WHAT YOU NEED TO DO - For each line below that contains the word "freq", make a copy.

EXERCISE MATERIALS -

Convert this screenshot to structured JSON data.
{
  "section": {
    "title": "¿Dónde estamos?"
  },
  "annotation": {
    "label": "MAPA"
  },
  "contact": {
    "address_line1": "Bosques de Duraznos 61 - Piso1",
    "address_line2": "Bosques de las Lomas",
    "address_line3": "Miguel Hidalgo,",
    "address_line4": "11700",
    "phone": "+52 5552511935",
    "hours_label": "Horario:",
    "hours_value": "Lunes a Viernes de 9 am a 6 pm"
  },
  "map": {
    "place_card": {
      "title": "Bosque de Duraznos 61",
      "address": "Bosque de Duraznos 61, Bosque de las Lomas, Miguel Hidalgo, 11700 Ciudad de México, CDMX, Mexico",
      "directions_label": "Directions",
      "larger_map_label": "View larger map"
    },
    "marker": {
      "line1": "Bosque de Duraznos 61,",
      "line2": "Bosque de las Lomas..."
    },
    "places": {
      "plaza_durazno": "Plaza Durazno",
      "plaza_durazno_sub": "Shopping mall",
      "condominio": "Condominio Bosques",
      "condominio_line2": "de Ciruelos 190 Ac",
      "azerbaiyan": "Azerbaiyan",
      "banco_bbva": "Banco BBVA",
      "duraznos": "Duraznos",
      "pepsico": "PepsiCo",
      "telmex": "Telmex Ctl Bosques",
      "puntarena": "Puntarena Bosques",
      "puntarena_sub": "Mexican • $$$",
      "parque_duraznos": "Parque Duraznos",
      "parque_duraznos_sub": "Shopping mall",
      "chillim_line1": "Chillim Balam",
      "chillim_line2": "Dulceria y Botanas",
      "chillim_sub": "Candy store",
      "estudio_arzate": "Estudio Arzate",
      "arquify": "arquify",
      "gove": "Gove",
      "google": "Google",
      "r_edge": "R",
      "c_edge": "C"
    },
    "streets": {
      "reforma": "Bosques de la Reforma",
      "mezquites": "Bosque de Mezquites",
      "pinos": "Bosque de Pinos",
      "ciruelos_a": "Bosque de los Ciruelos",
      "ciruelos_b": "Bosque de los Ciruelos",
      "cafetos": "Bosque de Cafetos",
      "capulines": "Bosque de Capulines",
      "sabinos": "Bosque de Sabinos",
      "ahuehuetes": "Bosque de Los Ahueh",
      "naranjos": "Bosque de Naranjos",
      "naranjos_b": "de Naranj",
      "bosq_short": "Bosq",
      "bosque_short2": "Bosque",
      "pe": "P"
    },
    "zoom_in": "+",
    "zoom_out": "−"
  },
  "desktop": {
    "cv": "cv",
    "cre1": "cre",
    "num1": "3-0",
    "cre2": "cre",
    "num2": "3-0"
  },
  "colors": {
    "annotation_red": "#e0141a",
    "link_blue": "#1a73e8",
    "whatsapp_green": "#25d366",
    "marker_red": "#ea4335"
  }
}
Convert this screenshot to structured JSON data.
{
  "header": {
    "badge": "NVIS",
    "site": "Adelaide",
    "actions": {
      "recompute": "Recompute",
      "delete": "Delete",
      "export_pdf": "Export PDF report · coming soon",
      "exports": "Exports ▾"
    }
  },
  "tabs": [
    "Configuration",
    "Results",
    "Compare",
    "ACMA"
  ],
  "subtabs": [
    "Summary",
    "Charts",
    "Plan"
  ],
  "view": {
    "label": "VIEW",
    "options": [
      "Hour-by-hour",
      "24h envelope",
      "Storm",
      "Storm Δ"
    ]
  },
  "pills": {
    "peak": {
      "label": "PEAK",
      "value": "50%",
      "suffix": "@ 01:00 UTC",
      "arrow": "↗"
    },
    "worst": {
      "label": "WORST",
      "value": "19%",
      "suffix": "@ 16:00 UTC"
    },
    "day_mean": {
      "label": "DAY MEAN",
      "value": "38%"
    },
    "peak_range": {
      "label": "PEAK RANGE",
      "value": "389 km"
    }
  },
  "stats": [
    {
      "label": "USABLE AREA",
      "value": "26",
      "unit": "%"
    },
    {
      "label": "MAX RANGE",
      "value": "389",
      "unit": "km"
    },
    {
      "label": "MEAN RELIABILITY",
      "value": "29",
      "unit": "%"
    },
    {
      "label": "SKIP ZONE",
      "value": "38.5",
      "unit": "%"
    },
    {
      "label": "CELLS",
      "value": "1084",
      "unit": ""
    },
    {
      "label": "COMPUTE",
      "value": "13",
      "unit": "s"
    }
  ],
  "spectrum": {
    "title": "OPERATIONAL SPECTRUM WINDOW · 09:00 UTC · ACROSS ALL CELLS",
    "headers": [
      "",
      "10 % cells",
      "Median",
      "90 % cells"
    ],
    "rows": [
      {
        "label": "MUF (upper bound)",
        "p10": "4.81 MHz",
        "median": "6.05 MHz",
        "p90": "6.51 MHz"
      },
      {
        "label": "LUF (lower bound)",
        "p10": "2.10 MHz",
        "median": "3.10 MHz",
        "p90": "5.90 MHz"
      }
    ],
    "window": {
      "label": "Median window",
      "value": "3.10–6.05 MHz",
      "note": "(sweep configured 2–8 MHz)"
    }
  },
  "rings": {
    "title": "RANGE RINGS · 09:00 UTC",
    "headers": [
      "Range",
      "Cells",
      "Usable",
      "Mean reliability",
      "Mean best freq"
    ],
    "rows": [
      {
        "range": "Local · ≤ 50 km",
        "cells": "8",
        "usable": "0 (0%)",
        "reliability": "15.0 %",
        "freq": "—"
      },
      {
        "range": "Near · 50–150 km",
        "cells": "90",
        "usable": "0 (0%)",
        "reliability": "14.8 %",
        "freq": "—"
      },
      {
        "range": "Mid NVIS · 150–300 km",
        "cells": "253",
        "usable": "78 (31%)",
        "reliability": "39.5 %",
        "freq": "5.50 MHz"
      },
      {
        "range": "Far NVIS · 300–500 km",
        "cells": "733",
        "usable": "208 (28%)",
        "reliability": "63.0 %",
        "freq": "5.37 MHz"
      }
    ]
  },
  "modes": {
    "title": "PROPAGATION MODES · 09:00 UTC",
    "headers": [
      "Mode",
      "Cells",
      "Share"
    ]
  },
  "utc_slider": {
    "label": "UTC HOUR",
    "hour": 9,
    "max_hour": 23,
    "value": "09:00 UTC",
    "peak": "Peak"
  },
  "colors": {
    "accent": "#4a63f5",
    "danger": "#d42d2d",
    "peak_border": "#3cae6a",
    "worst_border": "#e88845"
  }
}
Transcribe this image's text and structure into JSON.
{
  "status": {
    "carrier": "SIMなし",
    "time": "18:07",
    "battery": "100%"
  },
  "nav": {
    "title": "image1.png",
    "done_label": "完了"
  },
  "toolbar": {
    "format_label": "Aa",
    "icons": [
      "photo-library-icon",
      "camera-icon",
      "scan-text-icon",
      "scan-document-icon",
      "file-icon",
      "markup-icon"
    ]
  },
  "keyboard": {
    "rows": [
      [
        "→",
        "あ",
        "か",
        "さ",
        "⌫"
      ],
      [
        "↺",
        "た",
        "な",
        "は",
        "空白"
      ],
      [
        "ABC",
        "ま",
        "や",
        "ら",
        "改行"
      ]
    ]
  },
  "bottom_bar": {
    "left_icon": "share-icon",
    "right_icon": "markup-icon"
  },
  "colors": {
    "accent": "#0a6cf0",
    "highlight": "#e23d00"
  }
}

RESULT BELOW -
      "Mean best freq"
        "freq": "—"
        "freq": "—"
        "freq": "5.50 MHz"
        "freq": "5.37 MHz"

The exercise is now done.